The controversy surrounding Harper Lee’s “Go Set a Watchman” – now widely accepted as the first draft of Lee’s “To Kill a Mockingbird” despite many contradictory elements – centres around the unexpected bigotry of Atticus Finch, yet its bigger problems include less-than-ideal development of its characters (perhaps with the expectation, especially of the publisher, that readers would be familiar with “To Kill a Mockingbird”), poorly written dialogue, as well as non-existent plot development. The unfortunate result is a cast of unmemorable characters who instead appear to resemble stereotypes of their time, who engage in lengthy but dreary conversations which do little to advance their characterisation, and who leave too many questions unanswered and too many tensions unresolved.
Through a third-person narrative, Jean Louise “Scout” Finch’s trip back to her hometown of Maycomb, Alabama – for her annual fortnight-long visit – is primarily anchored by her relationships with her father, Atticus Finch, her childhood sweetheart Henry “Hank” Clinton (and who works for her father), and her aunt, Alexandria Finch. Amidst her fairly mundane errands in the house and encounters in the city, she has flashbacks of her childhood experiences in Maycomb, and there are broader discussions about race relations in the American political context. This monotony is punctured when Jean Louise discovers “The Black Plague” pamphlet among her father’s papers, and further when she witnesses Atticus introducing a man who delivers a racist and offensive tirade against the African-Americans at a Citizens’ Council meeting.
In reference to the titular metaphor of the “watchman” (or the moral compass) and the related themes of family and racial relationships, “Go Set a Watchman” then climaxes with Jean Louise’s confrontations with Hank, Atticus, and her uncle Jack Finch. Beyond the awkward and rambling structure of the arguments which advance the plot in a laboured manner, the motivation for and the approach to the eventual resolution – coming to terms with the prevalence of racism in her community and the pragmatic responses to incidents, and seeing Jean Louise seeing Atticus as a man rather than as a larger-than-life figure – seem unsatisfactory.

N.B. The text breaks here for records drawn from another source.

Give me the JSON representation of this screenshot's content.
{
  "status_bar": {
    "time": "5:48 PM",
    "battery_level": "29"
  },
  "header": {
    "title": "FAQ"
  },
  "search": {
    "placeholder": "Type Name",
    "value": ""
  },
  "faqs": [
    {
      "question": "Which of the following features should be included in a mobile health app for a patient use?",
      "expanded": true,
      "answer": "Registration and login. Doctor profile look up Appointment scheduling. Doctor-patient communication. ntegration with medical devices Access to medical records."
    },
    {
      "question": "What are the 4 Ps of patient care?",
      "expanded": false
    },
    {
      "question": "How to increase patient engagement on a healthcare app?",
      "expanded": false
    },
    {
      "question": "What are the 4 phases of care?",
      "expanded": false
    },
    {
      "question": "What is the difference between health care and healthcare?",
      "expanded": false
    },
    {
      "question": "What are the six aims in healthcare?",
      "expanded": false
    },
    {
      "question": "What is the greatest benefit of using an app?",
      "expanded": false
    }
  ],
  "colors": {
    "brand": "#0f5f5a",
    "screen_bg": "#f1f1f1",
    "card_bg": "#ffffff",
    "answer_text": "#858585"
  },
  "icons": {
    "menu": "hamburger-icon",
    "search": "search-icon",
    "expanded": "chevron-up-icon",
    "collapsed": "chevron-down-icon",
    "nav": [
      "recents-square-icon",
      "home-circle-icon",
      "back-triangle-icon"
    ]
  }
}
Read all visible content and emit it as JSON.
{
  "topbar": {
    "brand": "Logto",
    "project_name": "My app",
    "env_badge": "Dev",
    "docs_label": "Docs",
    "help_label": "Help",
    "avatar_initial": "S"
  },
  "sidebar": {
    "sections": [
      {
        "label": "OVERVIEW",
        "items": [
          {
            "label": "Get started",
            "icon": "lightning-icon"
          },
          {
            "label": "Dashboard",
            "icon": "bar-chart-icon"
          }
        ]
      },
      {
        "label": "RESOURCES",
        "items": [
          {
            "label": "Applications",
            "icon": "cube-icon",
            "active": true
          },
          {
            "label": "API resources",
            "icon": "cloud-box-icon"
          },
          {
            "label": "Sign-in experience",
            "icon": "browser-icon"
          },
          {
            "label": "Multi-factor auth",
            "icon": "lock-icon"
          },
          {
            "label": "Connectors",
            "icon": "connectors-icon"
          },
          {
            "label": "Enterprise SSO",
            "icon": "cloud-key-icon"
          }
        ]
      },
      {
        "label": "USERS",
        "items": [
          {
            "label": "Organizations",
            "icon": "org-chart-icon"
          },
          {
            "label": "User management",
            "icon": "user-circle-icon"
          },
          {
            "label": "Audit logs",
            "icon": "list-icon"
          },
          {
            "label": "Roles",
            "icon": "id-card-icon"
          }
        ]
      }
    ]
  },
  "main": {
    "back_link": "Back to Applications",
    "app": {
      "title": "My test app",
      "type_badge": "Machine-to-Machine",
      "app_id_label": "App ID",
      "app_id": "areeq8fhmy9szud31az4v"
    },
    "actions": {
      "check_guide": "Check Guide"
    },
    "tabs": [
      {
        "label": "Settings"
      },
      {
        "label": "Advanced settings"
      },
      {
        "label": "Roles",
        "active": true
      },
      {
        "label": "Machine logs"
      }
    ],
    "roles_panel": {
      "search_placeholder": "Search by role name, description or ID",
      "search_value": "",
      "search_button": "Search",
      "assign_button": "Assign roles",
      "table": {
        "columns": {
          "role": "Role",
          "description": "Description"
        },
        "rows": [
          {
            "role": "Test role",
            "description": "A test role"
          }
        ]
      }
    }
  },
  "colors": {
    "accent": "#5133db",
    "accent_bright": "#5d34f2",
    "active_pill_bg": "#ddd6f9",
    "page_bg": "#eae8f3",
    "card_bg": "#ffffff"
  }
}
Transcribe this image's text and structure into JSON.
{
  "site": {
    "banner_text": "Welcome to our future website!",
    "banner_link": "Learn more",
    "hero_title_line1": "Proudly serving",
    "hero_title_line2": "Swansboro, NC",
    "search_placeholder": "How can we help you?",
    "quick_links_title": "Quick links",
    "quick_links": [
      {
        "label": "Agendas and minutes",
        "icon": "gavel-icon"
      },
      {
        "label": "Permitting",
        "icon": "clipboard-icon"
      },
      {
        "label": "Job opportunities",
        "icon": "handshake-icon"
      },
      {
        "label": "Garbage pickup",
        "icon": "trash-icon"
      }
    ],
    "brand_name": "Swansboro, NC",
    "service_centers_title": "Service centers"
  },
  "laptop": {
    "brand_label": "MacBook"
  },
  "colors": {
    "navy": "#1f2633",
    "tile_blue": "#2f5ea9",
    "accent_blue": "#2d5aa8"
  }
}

The visit and accident involving Calpurnia and her grandson are left unaddressed too, besides Atticus’s decision to take up the case to prevent the National Association for the Advancement of Coloured People from being involved. Too much is left unsaid, and what is said is not always clear.